Lack of self-employment growth ‘highlights need for better support’
Posted 23rd May 2018 in News For Workers
Industry bodies representing the self-employed have called for better government support for the sector in order to stimulate growth and productivity.
The latest UK labour market figures from the Office for National Statistics have revealed that the number of self-employed people in the UK came to 4.75 million in the first quarter of 2018 – broadly stable compared to the figure from last year, albeit down by 38,000.
It means that the self-employed now account for around 14.7 per cent of the 27.43 million people in work, with the number of individuals working full-time hours on a self-employed basis falling by 3.7 per cent year over year, while the number of people undertaking part-time self-employed roles rose by 6.4 per cent.
This is reflective of the number of professionals taking on extra roles to supplement other work, or amassing a portfolio of part-time roles to offer greater flexibility. However, both the Association of Independent Professionals and the Self-Employed (IPSE) and the Freelancer & Contractor Services Association (FCSA) have argued that it also suggests the government needs to be doing more to support the self-employed.
A statement from the FCSA highlighted the importance of continuing to encourage the shift towards non-traditional employment that is currently taking place as skills requirements change, while IPSE underlined the vital role that the self-employed will play in helping the UK overcome the poor economic growth and productivity it is currently seeing.
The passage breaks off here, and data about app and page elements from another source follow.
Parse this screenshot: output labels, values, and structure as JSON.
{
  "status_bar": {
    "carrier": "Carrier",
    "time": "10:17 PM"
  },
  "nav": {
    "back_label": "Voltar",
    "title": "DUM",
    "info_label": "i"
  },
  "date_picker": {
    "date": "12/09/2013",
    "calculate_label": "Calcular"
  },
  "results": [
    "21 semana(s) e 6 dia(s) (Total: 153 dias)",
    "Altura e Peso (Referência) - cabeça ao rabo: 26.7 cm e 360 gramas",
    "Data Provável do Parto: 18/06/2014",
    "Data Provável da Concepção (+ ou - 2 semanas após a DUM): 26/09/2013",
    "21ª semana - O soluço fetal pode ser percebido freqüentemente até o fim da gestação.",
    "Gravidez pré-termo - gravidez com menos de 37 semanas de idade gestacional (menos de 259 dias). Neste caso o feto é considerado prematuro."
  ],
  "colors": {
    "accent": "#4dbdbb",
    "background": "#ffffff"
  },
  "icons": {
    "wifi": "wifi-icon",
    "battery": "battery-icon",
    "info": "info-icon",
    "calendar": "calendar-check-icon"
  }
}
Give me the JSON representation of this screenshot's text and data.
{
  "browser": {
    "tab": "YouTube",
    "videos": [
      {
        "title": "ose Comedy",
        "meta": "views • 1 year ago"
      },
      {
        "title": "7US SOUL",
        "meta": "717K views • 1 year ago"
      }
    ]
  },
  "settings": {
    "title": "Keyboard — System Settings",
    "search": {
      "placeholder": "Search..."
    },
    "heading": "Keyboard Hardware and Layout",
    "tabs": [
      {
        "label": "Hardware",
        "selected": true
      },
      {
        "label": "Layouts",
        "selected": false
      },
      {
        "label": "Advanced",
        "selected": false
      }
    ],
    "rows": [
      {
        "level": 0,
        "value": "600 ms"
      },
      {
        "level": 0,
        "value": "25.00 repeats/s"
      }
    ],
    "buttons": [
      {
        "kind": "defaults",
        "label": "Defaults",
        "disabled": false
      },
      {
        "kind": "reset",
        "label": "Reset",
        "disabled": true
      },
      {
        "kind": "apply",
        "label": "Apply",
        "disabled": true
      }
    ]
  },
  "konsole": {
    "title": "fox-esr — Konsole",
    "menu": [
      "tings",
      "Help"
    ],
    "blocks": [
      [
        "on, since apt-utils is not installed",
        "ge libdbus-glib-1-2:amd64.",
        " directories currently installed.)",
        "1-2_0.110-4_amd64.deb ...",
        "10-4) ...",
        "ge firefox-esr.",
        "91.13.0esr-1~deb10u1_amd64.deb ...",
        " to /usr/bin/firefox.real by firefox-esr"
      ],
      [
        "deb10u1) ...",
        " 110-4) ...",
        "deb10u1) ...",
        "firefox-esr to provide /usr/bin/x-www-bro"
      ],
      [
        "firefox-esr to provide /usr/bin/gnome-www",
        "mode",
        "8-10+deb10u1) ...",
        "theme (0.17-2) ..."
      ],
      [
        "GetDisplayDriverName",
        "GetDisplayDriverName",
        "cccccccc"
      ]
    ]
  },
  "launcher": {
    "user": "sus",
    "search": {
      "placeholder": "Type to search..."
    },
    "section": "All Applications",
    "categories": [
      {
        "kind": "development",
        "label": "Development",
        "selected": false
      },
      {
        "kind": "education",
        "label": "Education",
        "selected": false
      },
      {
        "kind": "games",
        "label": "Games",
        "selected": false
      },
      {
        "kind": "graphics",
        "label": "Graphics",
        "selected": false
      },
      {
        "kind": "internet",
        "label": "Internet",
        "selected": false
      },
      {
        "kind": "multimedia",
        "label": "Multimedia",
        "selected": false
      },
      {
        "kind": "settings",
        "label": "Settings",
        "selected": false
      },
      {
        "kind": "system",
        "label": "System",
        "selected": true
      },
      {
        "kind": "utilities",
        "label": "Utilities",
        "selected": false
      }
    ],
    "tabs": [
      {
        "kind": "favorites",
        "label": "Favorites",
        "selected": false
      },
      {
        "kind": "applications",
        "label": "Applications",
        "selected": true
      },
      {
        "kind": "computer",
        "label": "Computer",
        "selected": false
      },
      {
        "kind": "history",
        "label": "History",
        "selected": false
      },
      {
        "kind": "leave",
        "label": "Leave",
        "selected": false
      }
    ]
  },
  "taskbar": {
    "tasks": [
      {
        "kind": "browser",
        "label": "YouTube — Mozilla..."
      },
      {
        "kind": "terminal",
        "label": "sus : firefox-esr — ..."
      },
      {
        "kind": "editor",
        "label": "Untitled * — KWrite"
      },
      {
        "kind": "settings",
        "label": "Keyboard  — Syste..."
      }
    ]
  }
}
Tom Purvis, IPSE’s economic policy advisor, said: “While the labour market seems to be in a strong position at the minute, the government must focus its efforts on turning this into better economic performance. In short, it must protect the self-employed and give them the support they need.
“Policies like lowering the VAT threshold or rolling out IR35 to the private sector would jeopardise the self-employed … and cause severe problems for a UK economy that only grew 0.1 per cent in Q1 2018.”